RECORDS SHOWN:
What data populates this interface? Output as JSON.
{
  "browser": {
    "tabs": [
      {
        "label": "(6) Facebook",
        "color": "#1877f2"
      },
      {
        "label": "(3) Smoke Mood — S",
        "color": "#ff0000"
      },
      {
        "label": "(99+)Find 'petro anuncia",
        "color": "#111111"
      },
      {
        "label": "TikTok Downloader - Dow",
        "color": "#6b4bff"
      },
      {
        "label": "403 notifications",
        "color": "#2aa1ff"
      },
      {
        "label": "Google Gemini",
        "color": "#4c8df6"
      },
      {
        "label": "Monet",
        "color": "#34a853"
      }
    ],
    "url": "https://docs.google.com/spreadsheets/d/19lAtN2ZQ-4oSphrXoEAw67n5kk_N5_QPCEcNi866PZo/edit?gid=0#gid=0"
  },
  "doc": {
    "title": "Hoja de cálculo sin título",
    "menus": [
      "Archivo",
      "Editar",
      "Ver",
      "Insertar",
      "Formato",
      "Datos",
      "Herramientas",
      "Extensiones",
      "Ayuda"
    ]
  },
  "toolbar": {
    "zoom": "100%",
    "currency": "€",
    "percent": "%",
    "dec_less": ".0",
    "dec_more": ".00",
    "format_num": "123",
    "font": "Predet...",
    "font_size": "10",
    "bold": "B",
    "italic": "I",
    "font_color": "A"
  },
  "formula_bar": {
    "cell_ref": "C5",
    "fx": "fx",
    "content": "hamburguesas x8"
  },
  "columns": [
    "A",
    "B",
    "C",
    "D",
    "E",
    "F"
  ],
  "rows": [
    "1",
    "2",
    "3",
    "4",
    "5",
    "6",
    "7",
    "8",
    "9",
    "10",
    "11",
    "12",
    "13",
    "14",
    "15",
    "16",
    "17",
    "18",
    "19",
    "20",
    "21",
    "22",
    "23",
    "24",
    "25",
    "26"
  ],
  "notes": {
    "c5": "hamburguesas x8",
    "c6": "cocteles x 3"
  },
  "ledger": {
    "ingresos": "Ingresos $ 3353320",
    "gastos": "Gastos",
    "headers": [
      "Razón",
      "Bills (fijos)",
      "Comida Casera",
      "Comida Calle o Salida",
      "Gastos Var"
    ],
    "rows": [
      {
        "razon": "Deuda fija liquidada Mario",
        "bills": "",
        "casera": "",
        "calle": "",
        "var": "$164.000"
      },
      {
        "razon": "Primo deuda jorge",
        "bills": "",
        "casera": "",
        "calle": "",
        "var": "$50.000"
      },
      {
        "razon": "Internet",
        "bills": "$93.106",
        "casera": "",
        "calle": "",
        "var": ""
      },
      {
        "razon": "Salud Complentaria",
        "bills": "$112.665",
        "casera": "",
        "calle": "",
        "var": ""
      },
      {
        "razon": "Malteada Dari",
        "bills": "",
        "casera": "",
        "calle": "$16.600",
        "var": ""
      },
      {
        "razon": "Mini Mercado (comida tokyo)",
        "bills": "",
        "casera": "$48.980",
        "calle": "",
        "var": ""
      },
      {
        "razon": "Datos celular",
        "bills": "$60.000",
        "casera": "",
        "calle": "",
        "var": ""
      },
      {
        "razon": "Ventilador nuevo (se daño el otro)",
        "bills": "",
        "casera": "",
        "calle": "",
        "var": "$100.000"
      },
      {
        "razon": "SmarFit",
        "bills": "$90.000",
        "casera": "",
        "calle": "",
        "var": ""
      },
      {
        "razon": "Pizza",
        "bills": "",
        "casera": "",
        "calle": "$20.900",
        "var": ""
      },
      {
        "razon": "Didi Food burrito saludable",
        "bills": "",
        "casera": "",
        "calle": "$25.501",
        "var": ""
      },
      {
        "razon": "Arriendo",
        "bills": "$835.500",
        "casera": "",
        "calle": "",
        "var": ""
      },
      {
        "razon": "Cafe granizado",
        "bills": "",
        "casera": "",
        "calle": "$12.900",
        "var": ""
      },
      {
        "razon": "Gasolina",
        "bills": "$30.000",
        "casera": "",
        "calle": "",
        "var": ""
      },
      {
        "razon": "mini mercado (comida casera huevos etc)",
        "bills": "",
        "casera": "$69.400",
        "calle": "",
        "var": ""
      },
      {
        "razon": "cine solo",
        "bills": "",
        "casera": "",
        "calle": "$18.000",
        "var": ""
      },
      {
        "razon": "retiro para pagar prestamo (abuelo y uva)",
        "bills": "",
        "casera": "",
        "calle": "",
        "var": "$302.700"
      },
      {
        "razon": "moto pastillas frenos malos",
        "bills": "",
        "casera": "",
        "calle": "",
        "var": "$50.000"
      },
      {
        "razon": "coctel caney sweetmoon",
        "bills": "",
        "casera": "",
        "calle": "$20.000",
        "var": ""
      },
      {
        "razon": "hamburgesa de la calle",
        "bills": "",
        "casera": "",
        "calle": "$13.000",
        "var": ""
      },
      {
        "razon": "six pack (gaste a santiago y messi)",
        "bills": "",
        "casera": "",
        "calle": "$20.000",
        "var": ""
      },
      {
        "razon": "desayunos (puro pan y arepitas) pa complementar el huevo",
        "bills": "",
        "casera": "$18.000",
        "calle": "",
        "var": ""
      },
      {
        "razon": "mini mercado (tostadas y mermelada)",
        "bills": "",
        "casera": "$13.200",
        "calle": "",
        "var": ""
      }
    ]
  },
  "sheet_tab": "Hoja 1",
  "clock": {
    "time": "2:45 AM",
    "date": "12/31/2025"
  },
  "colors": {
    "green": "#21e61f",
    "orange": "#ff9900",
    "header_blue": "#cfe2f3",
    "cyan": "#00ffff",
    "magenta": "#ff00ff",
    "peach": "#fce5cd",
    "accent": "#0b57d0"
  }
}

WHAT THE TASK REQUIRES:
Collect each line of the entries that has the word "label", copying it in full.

SOLUTION:
        "label": "(6) Facebook",
        "label": "(3) Smoke Mood — S",
        "label": "(99+)Find 'petro anuncia",
        "label": "TikTok Downloader - Dow",
        "label": "403 notifications",
        "label": "Google Gemini",
        "label": "Monet",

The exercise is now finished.